Testing Commands

The External Test Plugin provides a mixin class with an :meth:`` function that allows external calls to application commands. The app_cmd() function captures and returns stdout, stderr, and the command-specific result data.


If you need to mock anything in your cmd2 application, and most specifically in sub-classes of Cmd or CommandSet, you must use Autospeccing, spec=True, or whatever equivalant is provided in the mocking library you’re using.

In order to automatically load functions as commands cmd2 performs a number of reflection calls to look up attributes of classes defined in your cmd2 application. Many mocking libraries will automatically create mock objects to match any attribute being requested, regardless of whether they’re present in the object being mocked. This behavior can incorrectly instruct cmd2 to treat a function or attribute as something it needs to recognize and process. To prevent this, you should always mock with Autospeccing or spec=True enabled.

If you don’t have autospeccing on, your unit tests will failing with an error message like:

cmd2.exceptions.CommandSetRegistrationError: Subcommand
<MagicMock name='cmdloop.subcommand_name' id='4506146416'> is not
valid: must be a string.

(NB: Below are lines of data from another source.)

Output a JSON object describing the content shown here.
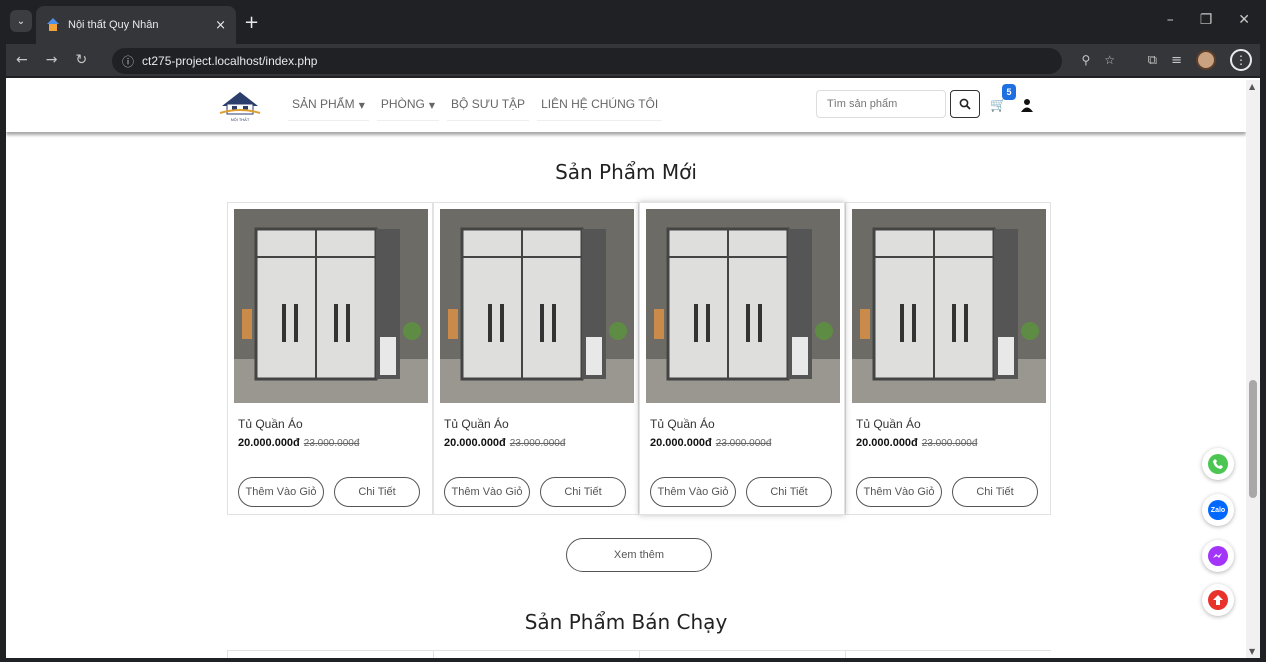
{
  "browser": {
    "tab_title": "Nội thất Quy Nhân",
    "url": "ct275-project.localhost/index.php"
  },
  "header": {
    "logo_text": "NỘI THẤT",
    "menu": [
      {
        "label": "SẢN PHẨM",
        "has_dropdown": true
      },
      {
        "label": "PHÒNG",
        "has_dropdown": true
      },
      {
        "label": "BỘ SƯU TẬP",
        "has_dropdown": false
      },
      {
        "label": "LIÊN HỆ CHÚNG TÔI",
        "has_dropdown": false
      }
    ],
    "search_placeholder": "Tìm sản phẩm",
    "cart_count": "5"
  },
  "new_products": {
    "title": "Sản Phẩm Mới",
    "products": [
      {
        "name": "Tủ Quần Áo",
        "price": "20.000.000đ",
        "old_price": "23.000.000đ",
        "add_label": "Thêm Vào Giỏ",
        "detail_label": "Chi Tiết"
      },
      {
        "name": "Tủ Quần Áo",
        "price": "20.000.000đ",
        "old_price": "23.000.000đ",
        "add_label": "Thêm Vào Giỏ",
        "detail_label": "Chi Tiết"
      },
      {
        "name": "Tủ Quần Áo",
        "price": "20.000.000đ",
        "old_price": "23.000.000đ",
        "add_label": "Thêm Vào Giỏ",
        "detail_label": "Chi Tiết"
      },
      {
        "name": "Tủ Quần Áo",
        "price": "20.000.000đ",
        "old_price": "23.000.000đ",
        "add_label": "Thêm Vào Giỏ",
        "detail_label": "Chi Tiết"
      }
    ],
    "more_label": "Xem thêm"
  },
  "best_sellers": {
    "title": "Sản Phẩm Bán Chạy"
  },
  "floating_buttons": [
    {
      "name": "phone-icon",
      "color": "#4cc552"
    },
    {
      "name": "zalo-icon",
      "color": "#0068ff",
      "text": "Zalo"
    },
    {
      "name": "messenger-icon",
      "color": "#a334fa"
    },
    {
      "name": "scroll-top-icon",
      "color": "#e8322c"
    }
  ]
}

Received <class 'unittest.mock.MagicMock'> instead


def test_mocked_methods():
    with mock.patch.object(MockMethodApp, 'foo', spec=True):
        cli = MockMethodApp()

Another one using pytest-mock to provide a mocker fixture:

def test_mocked_methods2(mocker):
   mock_cmdloop = mocker.patch("cmd2.Cmd.cmdloop", autospec=True)
   cli = cmd2.Cmd()
   assert mock_cmdloop.call_count == 1